When the Russian Revolution ended Moscow’s urge for food for the conflict, Germany sensed victory. But then the United States entered the fray, with the primary of its squaddies touchdown in France in June 1917. By 1918, giant offensives at the Western Front had became the tide. But no longer with out punishing losses.
At the Meuse-Argonne American Cemetery in northeastern France, the most important American army graveyard in Europe, 14,246 white headstones mark the burial puts of United States First Army squaddies who perished within the ultimate, 47-day marketing campaign that ended with the armistice.

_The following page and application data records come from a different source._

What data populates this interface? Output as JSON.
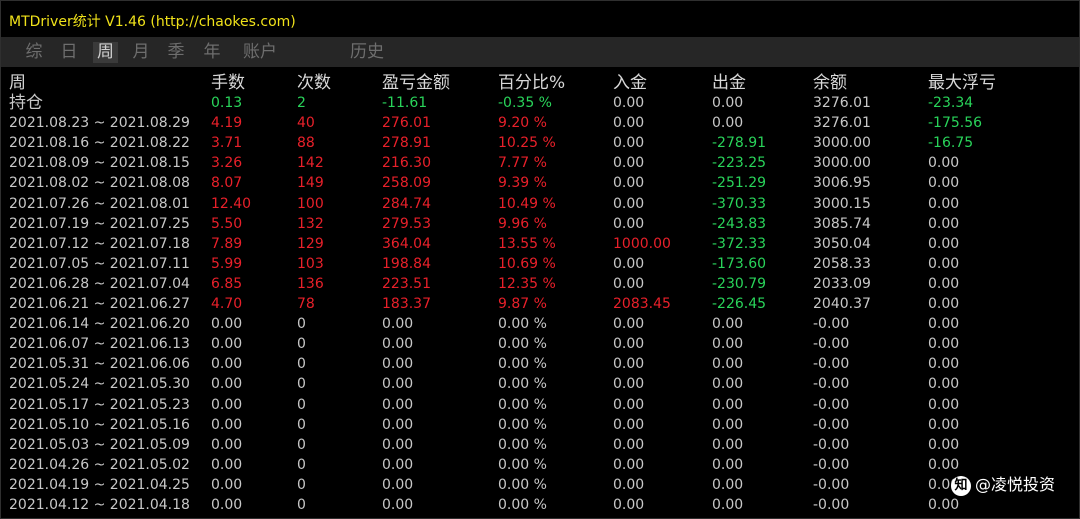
{
  "title": "MTDriver统计 V1.46  (http://chaokes.com)",
  "tabs": [
    {
      "label": "综",
      "active": false
    },
    {
      "label": "日",
      "active": false
    },
    {
      "label": "周",
      "active": true
    },
    {
      "label": "月",
      "active": false
    },
    {
      "label": "季",
      "active": false
    },
    {
      "label": "年",
      "active": false
    },
    {
      "label": "账户",
      "active": false
    },
    {
      "label": "历史",
      "active": false
    }
  ],
  "colors": {
    "neutral": "#c8c8c8",
    "profit": "#e8202a",
    "loss": "#29d45a",
    "title": "#f0e21a"
  },
  "columns": [
    "周",
    "手数",
    "次数",
    "盈亏金额",
    "百分比%",
    "入金",
    "出金",
    "余额",
    "最大浮亏"
  ],
  "position": {
    "label": "持仓",
    "cells": [
      {
        "v": "0.13",
        "c": "loss"
      },
      {
        "v": "2",
        "c": "loss"
      },
      {
        "v": "-11.61",
        "c": "loss"
      },
      {
        "v": "-0.35 %",
        "c": "loss"
      },
      {
        "v": "0.00",
        "c": "neutral"
      },
      {
        "v": "0.00",
        "c": "neutral"
      },
      {
        "v": "3276.01",
        "c": "neutral"
      },
      {
        "v": "-23.34",
        "c": "loss"
      }
    ]
  },
  "rows": [
    {
      "period": "2021.08.23 ~ 2021.08.29",
      "cells": [
        {
          "v": "4.19",
          "c": "profit"
        },
        {
          "v": "40",
          "c": "profit"
        },
        {
          "v": "276.01",
          "c": "profit"
        },
        {
          "v": "9.20 %",
          "c": "profit"
        },
        {
          "v": "0.00",
          "c": "neutral"
        },
        {
          "v": "0.00",
          "c": "neutral"
        },
        {
          "v": "3276.01",
          "c": "neutral"
        },
        {
          "v": "-175.56",
          "c": "loss"
        }
      ]
    },
    {
      "period": "2021.08.16 ~ 2021.08.22",
      "cells": [
        {
          "v": "3.71",
          "c": "profit"
        },
        {
          "v": "88",
          "c": "profit"
        },
        {
          "v": "278.91",
          "c": "profit"
        },
        {
          "v": "10.25 %",
          "c": "profit"
        },
        {
          "v": "0.00",
          "c": "neutral"
        },
        {
          "v": "-278.91",
          "c": "loss"
        },
        {
          "v": "3000.00",
          "c": "neutral"
        },
        {
          "v": "-16.75",
          "c": "loss"
        }
      ]
    },
    {
      "period": "2021.08.09 ~ 2021.08.15",
      "cells": [
        {
          "v": "3.26",
          "c": "profit"
        },
        {
          "v": "142",
          "c": "profit"
        },
        {
          "v": "216.30",
          "c": "profit"
        },
        {
          "v": "7.77 %",
          "c": "profit"
        },
        {
          "v": "0.00",
          "c": "neutral"
        },
        {
          "v": "-223.25",
          "c": "loss"
        },
        {
          "v": "3000.00",
          "c": "neutral"
        },
        {
          "v": "0.00",
          "c": "neutral"
        }
      ]
    },
    {
      "period": "2021.08.02 ~ 2021.08.08",
      "cells": [
        {
          "v": "8.07",
          "c": "profit"
        },
        {
          "v": "149",
          "c": "profit"
        },
        {
          "v": "258.09",
          "c": "profit"
        },
        {
          "v": "9.39 %",
          "c": "profit"
        },
        {
          "v": "0.00",
          "c": "neutral"
        },
        {
          "v": "-251.29",
          "c": "loss"
        },
        {
          "v": "3006.95",
          "c": "neutral"
        },
        {
          "v": "0.00",
          "c": "neutral"
        }
      ]
    },
    {
      "period": "2021.07.26 ~ 2021.08.01",
      "cells": [
        {
          "v": "12.40",
          "c": "profit"
        },
        {
          "v": "100",
          "c": "profit"
        },
        {
          "v": "284.74",
          "c": "profit"
        },
        {
          "v": "10.49 %",
          "c": "profit"
        },
        {
          "v": "0.00",
          "c": "neutral"
        },
        {
          "v": "-370.33",
          "c": "loss"
        },
        {
          "v": "3000.15",
          "c": "neutral"
        },
        {
          "v": "0.00",
          "c": "neutral"
        }
      ]
    },
    {
      "period": "2021.07.19 ~ 2021.07.25",
      "cells": [
        {
          "v": "5.50",
          "c": "profit"
        },
        {
          "v": "132",
          "c": "profit"
        },
        {
          "v": "279.53",
          "c": "profit"
        },
        {
          "v": "9.96 %",
          "c": "profit"
        },
        {
          "v": "0.00",
          "c": "neutral"
        },
        {
          "v": "-243.83",
          "c": "loss"
        },
        {
          "v": "3085.74",
          "c": "neutral"
        },
        {
          "v": "0.00",
          "c": "neutral"
        }
      ]
    },
    {
      "period": "2021.07.12 ~ 2021.07.18",
      "cells": [
        {
          "v": "7.89",
          "c": "profit"
        },
        {
          "v": "129",
          "c": "profit"
        },
        {
          "v": "364.04",
          "c": "profit"
        },
        {
          "v": "13.55 %",
          "c": "profit"
        },
        {
          "v": "1000.00",
          "c": "profit"
        },
        {
          "v": "-372.33",
          "c": "loss"
        },
        {
          "v": "3050.04",
          "c": "neutral"
        },
        {
          "v": "0.00",
          "c": "neutral"
        }
      ]
    },
    {
      "period": "2021.07.05 ~ 2021.07.11",
      "cells": [
        {
          "v": "5.99",
          "c": "profit"
        },
        {
          "v": "103",
          "c": "profit"
        },
        {
          "v": "198.84",
          "c": "profit"
        },
        {
          "v": "10.69 %",
          "c": "profit"
        },
        {
          "v": "0.00",
          "c": "neutral"
        },
        {
          "v": "-173.60",
          "c": "loss"
        },
        {
          "v": "2058.33",
          "c": "neutral"
        },
        {
          "v": "0.00",
          "c": "neutral"
        }
      ]
    },
    {
      "period": "2021.06.28 ~ 2021.07.04",
      "cells": [
        {
          "v": "6.85",
          "c": "profit"
        },
        {
          "v": "136",
          "c": "profit"
        },
        {
          "v": "223.51",
          "c": "profit"
        },
        {
          "v": "12.35 %",
          "c": "profit"
        },
        {
          "v": "0.00",
          "c": "neutral"
        },
        {
          "v": "-230.79",
          "c": "loss"
        },
        {
          "v": "2033.09",
          "c": "neutral"
        },
        {
          "v": "0.00",
          "c": "neutral"
        }
      ]
    },
    {
      "period": "2021.06.21 ~ 2021.06.27",
      "cells": [
        {
          "v": "4.70",
          "c": "profit"
        },
        {
          "v": "78",
          "c": "profit"
        },
        {
          "v": "183.37",
          "c": "profit"
        },
        {
          "v": "9.87 %",
          "c": "profit"
        },
        {
          "v": "2083.45",
          "c": "profit"
        },
        {
          "v": "-226.45",
          "c": "loss"
        },
        {
          "v": "2040.37",
          "c": "neutral"
        },
        {
          "v": "0.00",
          "c": "neutral"
        }
      ]
    },
    {
      "period": "2021.06.14 ~ 2021.06.20",
      "cells": [
        {
          "v": "0.00",
          "c": "neutral"
        },
        {
          "v": "0",
          "c": "neutral"
        },
        {
          "v": "0.00",
          "c": "neutral"
        },
        {
          "v": "0.00 %",
          "c": "neutral"
        },
        {
          "v": "0.00",
          "c": "neutral"
        },
        {
          "v": "0.00",
          "c": "neutral"
        },
        {
          "v": "-0.00",
          "c": "neutral"
        },
        {
          "v": "0.00",
          "c": "neutral"
        }
      ]
    },
    {
      "period": "2021.06.07 ~ 2021.06.13",
      "cells": [
        {
          "v": "0.00",
          "c": "neutral"
        },
        {
          "v": "0",
          "c": "neutral"
        },
        {
          "v": "0.00",
          "c": "neutral"
        },
        {
          "v": "0.00 %",
          "c": "neutral"
        },
        {
          "v": "0.00",
          "c": "neutral"
        },
        {
          "v": "0.00",
          "c": "neutral"
        },
        {
          "v": "-0.00",
          "c": "neutral"
        },
        {
          "v": "0.00",
          "c": "neutral"
        }
      ]
    },
    {
      "period": "2021.05.31 ~ 2021.06.06",
      "cells": [
        {
          "v": "0.00",
          "c": "neutral"
        },
        {
          "v": "0",
          "c": "neutral"
        },
        {
          "v": "0.00",
          "c": "neutral"
        },
        {
          "v": "0.00 %",
          "c": "neutral"
        },
        {
          "v": "0.00",
          "c": "neutral"
        },
        {
          "v": "0.00",
          "c": "neutral"
        },
        {
          "v": "-0.00",
          "c": "neutral"
        },
        {
          "v": "0.00",
          "c": "neutral"
        }
      ]
    },
    {
      "period": "2021.05.24 ~ 2021.05.30",
      "cells": [
        {
          "v": "0.00",
          "c": "neutral"
        },
        {
          "v": "0",
          "c": "neutral"
        },
        {
          "v": "0.00",
          "c": "neutral"
        },
        {
          "v": "0.00 %",
          "c": "neutral"
        },
        {
          "v": "0.00",
          "c": "neutral"
        },
        {
          "v": "0.00",
          "c": "neutral"
        },
        {
          "v": "-0.00",
          "c": "neutral"
        },
        {
          "v": "0.00",
          "c": "neutral"
        }
      ]
    },
    {
      "period": "2021.05.17 ~ 2021.05.23",
      "cells": [
        {
          "v": "0.00",
          "c": "neutral"
        },
        {
          "v": "0",
          "c": "neutral"
        },
        {
          "v": "0.00",
          "c": "neutral"
        },
        {
          "v": "0.00 %",
          "c": "neutral"
        },
        {
          "v": "0.00",
          "c": "neutral"
        },
        {
          "v": "0.00",
          "c": "neutral"
        },
        {
          "v": "-0.00",
          "c": "neutral"
        },
        {
          "v": "0.00",
          "c": "neutral"
        }
      ]
    },
    {
      "period": "2021.05.10 ~ 2021.05.16",
      "cells": [
        {
          "v": "0.00",
          "c": "neutral"
        },
        {
          "v": "0",
          "c": "neutral"
        },
        {
          "v": "0.00",
          "c": "neutral"
        },
        {
          "v": "0.00 %",
          "c": "neutral"
        },
        {
          "v": "0.00",
          "c": "neutral"
        },
        {
          "v": "0.00",
          "c": "neutral"
        },
        {
          "v": "-0.00",
          "c": "neutral"
        },
        {
          "v": "0.00",
          "c": "neutral"
        }
      ]
    },
    {
      "period": "2021.05.03 ~ 2021.05.09",
      "cells": [
        {
          "v": "0.00",
          "c": "neutral"
        },
        {
          "v": "0",
          "c": "neutral"
        },
        {
          "v": "0.00",
          "c": "neutral"
        },
        {
          "v": "0.00 %",
          "c": "neutral"
        },
        {
          "v": "0.00",
          "c": "neutral"
        },
        {
          "v": "0.00",
          "c": "neutral"
        },
        {
          "v": "-0.00",
          "c": "neutral"
        },
        {
          "v": "0.00",
          "c": "neutral"
        }
      ]
    },
    {
      "period": "2021.04.26 ~ 2021.05.02",
      "cells": [
        {
          "v": "0.00",
          "c": "neutral"
        },
        {
          "v": "0",
          "c": "neutral"
        },
        {
          "v": "0.00",
          "c": "neutral"
        },
        {
          "v": "0.00 %",
          "c": "neutral"
        },
        {
          "v": "0.00",
          "c": "neutral"
        },
        {
          "v": "0.00",
          "c": "neutral"
        },
        {
          "v": "-0.00",
          "c": "neutral"
        },
        {
          "v": "0.00",
          "c": "neutral"
        }
      ]
    },
    {
      "period": "2021.04.19 ~ 2021.04.25",
      "cells": [
        {
          "v": "0.00",
          "c": "neutral"
        },
        {
          "v": "0",
          "c": "neutral"
        },
        {
          "v": "0.00",
          "c": "neutral"
        },
        {
          "v": "0.00 %",
          "c": "neutral"
        },
        {
          "v": "0.00",
          "c": "neutral"
        },
        {
          "v": "0.00",
          "c": "neutral"
        },
        {
          "v": "-0.00",
          "c": "neutral"
        },
        {
          "v": "0.00",
          "c": "neutral"
        }
      ]
    },
    {
      "period": "2021.04.12 ~ 2021.04.18",
      "cells": [
        {
          "v": "0.00",
          "c": "neutral"
        },
        {
          "v": "0",
          "c": "neutral"
        },
        {
          "v": "0.00",
          "c": "neutral"
        },
        {
          "v": "0.00 %",
          "c": "neutral"
        },
        {
          "v": "0.00",
          "c": "neutral"
        },
        {
          "v": "0.00",
          "c": "neutral"
        },
        {
          "v": "-0.00",
          "c": "neutral"
        },
        {
          "v": "0.00",
          "c": "neutral"
        }
      ]
    }
  ],
  "watermark": {
    "icon": "zhihu-logo-icon",
    "text": "@凌悦投资"
  }
}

It is price noting that one of the ones headstones is that of Cpl. Freddie Stowers, the primary black American to be awarded the Medal of Honor for his function in World War I as a member of a racially segregated unit. (It used to be awarded posthumously in 1991, greater than 70 years after he used to be mortally wounded via machine-gun hearth on Sept. 28, 1918.)
In mild of America’s present-day passions over immigration, additionally it is price looking at that almost a quarter of the draftees in 1918 have been immigrants, the end result of an inflow that had remodeled America’s demography into a “melting pot” of lineages — British, German, Hispanic, Italian, Slav — consistent with Geoffrey Wawro, a professor of historical past and director of the Military History Center on the University of North Texas.
Private Gunther used to be himself descended from German immigrants. His motives for his — actually — last-minute price have been unclear. According to a couple accounts, he had brooded over a demotion from sergeant after army censors intercepted a letter deemed to be essential of the behavior of the conflict. He “became obsessed with a determination to make good before his officers and fellow soldiers,” The Baltimore Sun reported. In a technique, he will have succeeded: posthumously, his sergeant’s rank used to be restored, and he used to be awarded the Distinguished Service Cross.
The armistice used to be signed in a railroad automotive within the Compiègne Forest, north of Paris. It cleared the path for the Treaty of Versailles in 1919, which imposed such arduous phrases at the defeated Germany that it’s ceaselessly cited as a reason why for Hitler’s Nazi ideology discovering such a lot resonance. It used to be no accident that, when France fell to a vengeful Germany in 1940, Hitler selected the similar railroad automotive, in the similar location, for his French adversaries to simply accept their capitulation — as German commanders had carried out in 1918.